I’m on my way to the first J Street conference in Washington DC. Extreme Zionists in the US call the group “cranks“. Other so-called leading Jews in the US are equally spooked. What, some Jews meeting who don’t love the settlements and want to bomb every country in the Middle East? Lynch them!
Israel has been dealing one blow after another to the rest of the world. While China has still not recovered from Foreign Minister Avigdor Lieberman’s absence from the reception at its Tel Aviv embassy – a serious punishment for China’s support for the Goldstone report – France is licking its wounds after Prime Minister Benjamin Netanyahu “vetoed” a visit by the French foreign minister to Gaza. And Israel has dealt another blow: Its ambassador in Washington, Michael Oren, will boycott the conference next week of the new Israel lobby J Street.
China, France and J Street will somehow get by despite these boycotts, Turkey will also recover from the great vacationers’ revolt, and we can expect that even the Swedes and Norwegians will recover from Israel’s loud reprimands. But a country that attacks and boycotts everyone who does not exactly agree with its official positions will become isolated, forsaken and detestable: North Korea of today or Albania of yesterday. It’s actually quite strange for Israel to use this weapon, as it is about to turn into the victim of boycotts itself.

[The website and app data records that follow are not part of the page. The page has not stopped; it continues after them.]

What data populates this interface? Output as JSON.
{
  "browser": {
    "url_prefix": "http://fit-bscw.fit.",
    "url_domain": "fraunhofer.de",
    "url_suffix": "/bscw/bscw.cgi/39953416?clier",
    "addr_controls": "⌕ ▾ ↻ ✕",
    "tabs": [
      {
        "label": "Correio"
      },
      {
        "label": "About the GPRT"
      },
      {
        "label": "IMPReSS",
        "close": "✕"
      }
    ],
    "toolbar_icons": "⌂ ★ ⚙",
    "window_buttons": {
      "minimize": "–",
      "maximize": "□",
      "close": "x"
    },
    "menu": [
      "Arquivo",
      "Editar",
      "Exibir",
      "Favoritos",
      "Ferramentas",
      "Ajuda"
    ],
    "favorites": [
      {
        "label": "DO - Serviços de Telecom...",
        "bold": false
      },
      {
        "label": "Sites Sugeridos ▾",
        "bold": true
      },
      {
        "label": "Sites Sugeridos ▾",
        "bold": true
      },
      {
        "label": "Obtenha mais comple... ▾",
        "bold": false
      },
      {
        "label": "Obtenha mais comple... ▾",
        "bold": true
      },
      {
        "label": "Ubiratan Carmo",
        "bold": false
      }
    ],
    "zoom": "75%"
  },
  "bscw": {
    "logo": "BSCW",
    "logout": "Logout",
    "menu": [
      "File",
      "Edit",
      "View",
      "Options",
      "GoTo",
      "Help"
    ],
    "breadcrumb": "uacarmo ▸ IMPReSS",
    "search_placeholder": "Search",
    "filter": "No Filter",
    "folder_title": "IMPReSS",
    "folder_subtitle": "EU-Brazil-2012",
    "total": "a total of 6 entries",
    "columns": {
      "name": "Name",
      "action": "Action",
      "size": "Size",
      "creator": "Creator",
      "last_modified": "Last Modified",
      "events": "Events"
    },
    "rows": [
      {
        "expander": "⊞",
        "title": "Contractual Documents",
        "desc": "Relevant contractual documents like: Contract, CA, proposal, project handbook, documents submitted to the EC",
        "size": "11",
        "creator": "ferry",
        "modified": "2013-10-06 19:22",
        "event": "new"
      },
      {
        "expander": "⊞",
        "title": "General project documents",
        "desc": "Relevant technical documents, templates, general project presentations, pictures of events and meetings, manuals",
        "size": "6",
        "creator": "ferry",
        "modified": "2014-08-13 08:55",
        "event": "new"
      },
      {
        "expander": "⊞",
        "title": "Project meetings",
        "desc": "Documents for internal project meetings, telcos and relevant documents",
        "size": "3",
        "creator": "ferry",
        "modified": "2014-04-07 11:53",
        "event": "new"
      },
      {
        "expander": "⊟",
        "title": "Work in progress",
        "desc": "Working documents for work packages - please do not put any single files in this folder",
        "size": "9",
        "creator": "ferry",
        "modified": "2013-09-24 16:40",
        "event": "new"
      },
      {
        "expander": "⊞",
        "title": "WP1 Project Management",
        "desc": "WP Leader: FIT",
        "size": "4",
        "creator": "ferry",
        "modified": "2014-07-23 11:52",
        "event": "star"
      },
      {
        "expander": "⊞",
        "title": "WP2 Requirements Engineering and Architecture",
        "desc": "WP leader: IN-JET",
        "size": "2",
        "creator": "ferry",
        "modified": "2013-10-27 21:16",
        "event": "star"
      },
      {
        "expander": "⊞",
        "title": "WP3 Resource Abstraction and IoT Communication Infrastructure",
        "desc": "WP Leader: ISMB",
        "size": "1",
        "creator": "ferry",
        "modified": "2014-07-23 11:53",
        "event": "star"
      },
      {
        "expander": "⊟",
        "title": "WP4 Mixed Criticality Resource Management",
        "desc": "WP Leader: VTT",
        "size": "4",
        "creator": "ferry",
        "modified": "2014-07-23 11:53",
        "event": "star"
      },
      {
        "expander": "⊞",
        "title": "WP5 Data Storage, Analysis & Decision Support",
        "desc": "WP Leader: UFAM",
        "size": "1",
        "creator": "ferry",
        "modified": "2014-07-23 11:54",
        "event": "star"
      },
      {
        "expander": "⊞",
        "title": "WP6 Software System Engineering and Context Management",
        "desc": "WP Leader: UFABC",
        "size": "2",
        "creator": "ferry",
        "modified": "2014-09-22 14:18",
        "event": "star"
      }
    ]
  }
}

Israel strikes and strikes again. It strikes its enemies, and now it strikes out at its friends who dare not fall exactly in line with its official policies. The J Street case is a particularly serious example. This Jewish organization rose in America along with Barack Obama. Its members want a fair and peace-seeking Israel.
That’s their sin, and their punishment is a boycott.
The fact that Kadima leader Tzipi Livni has endorsed the conference is hardly something to celebrate. The woman has a long history of starting wars against the Palestinian people.
It seems that anybody who has any hesitation about J Street – including me, for the record – must be smeared by the self-proclaimed spokespeople of the American Jewish community. That suggests insecurity, not strength. Open debate about Israel/Palestine requires an honest reckoning of every issue, no hesitations, and J Street is simply a place for many of us to gather and discuss. And plan.
Here’s Daniel Luban in IPS with the run-down of the fear:
The basic premise of J Street is that it is possible to be both liberal and pro-Israel. If the hardliners succeed in destroying J Street, and with it any viable outlet for liberal pro-Israel sentiment, they will force the younger generation of American Jews — who are overwhelmingly Obama Democrats — to choose between support for Israel and liberalism. No doubt some will choose Israel, but far more will choose liberalism. And in that case Israel will face a predicament far bleaker than whatever it fears from J Street.